──────── Input for this task ────────

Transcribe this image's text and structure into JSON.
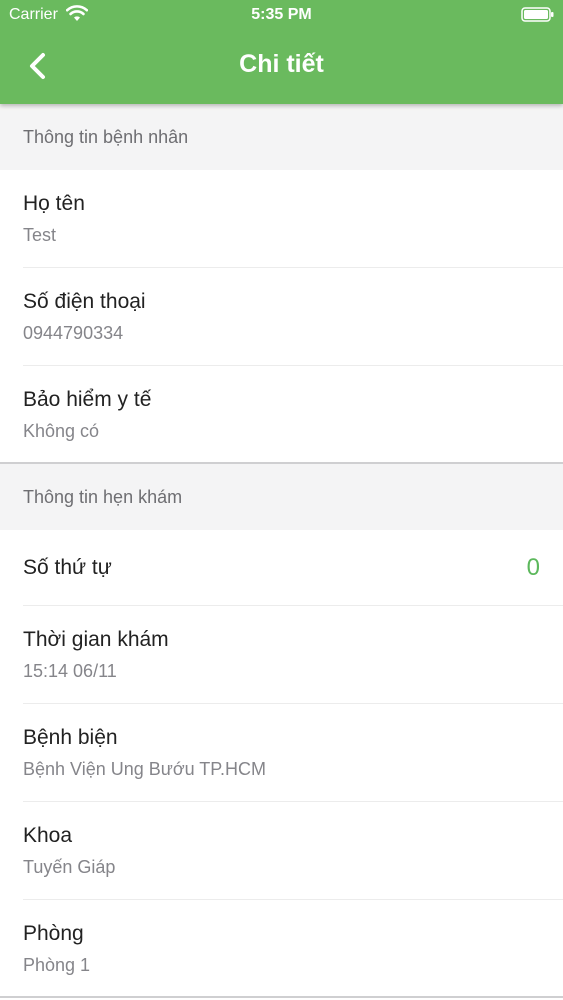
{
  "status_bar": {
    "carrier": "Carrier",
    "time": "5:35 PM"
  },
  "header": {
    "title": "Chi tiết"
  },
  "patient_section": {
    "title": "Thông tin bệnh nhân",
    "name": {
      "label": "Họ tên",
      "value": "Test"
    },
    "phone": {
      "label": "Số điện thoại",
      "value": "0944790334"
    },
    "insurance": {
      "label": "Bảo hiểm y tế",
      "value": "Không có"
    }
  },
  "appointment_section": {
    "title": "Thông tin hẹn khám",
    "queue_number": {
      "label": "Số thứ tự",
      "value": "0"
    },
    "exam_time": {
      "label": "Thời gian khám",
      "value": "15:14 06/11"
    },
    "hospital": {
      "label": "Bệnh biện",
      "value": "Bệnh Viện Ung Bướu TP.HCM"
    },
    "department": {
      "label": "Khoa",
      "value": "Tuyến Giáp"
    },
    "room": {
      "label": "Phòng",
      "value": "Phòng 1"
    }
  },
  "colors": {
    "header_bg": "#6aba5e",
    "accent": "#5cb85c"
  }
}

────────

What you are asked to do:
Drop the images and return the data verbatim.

Answer space:
Transcribe this image's text and structure into JSON.
{
  "status_bar": {
    "carrier": "Carrier",
    "time": "5:35 PM"
  },
  "header": {
    "title": "Chi tiết"
  },
  "patient_section": {
    "title": "Thông tin bệnh nhân",
    "name": {
      "label": "Họ tên",
      "value": "Test"
    },
    "phone": {
      "label": "Số điện thoại",
      "value": "0944790334"
    },
    "insurance": {
      "label": "Bảo hiểm y tế",
      "value": "Không có"
    }
  },
  "appointment_section": {
    "title": "Thông tin hẹn khám",
    "queue_number": {
      "label": "Số thứ tự",
      "value": "0"
    },
    "exam_time": {
      "label": "Thời gian khám",
      "value": "15:14 06/11"
    },
    "hospital": {
      "label": "Bệnh biện",
      "value": "Bệnh Viện Ung Bướu TP.HCM"
    },
    "department": {
      "label": "Khoa",
      "value": "Tuyến Giáp"
    },
    "room": {
      "label": "Phòng",
      "value": "Phòng 1"
    }
  },
  "colors": {
    "header_bg": "#6aba5e",
    "accent": "#5cb85c"
  }
}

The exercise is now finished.